* WORKING DATA:
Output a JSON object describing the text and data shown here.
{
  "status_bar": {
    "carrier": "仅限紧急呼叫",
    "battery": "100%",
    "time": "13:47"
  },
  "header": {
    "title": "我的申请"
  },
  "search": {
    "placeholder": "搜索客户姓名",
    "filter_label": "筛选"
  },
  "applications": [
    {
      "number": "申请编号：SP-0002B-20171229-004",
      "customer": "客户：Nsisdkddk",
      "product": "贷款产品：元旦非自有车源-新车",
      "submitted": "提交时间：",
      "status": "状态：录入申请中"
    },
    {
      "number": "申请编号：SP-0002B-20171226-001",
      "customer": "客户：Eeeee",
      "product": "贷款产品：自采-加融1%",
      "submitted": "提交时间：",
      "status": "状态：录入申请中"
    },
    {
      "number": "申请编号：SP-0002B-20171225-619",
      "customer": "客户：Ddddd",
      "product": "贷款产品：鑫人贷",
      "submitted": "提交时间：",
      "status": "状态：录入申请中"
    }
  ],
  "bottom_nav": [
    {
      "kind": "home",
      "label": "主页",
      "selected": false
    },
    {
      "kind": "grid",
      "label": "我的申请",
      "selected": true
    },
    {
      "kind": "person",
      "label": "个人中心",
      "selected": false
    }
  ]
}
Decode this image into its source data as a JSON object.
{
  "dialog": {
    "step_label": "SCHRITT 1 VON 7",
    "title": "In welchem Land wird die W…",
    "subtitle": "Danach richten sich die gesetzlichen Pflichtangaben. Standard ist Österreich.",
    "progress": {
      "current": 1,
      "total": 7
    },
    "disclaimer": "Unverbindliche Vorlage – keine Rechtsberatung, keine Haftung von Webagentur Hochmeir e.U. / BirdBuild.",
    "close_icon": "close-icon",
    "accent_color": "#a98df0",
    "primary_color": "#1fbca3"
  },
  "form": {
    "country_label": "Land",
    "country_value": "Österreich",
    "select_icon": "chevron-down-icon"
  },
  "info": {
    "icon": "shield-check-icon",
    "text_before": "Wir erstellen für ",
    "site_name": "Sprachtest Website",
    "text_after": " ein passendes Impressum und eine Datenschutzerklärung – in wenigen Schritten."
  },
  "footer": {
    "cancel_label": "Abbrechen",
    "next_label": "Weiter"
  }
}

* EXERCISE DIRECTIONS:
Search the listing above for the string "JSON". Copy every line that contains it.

* TASK RESPONSE:
Output a JSON object describing the text and data shown here.
Decode this image into its source data as a JSON object.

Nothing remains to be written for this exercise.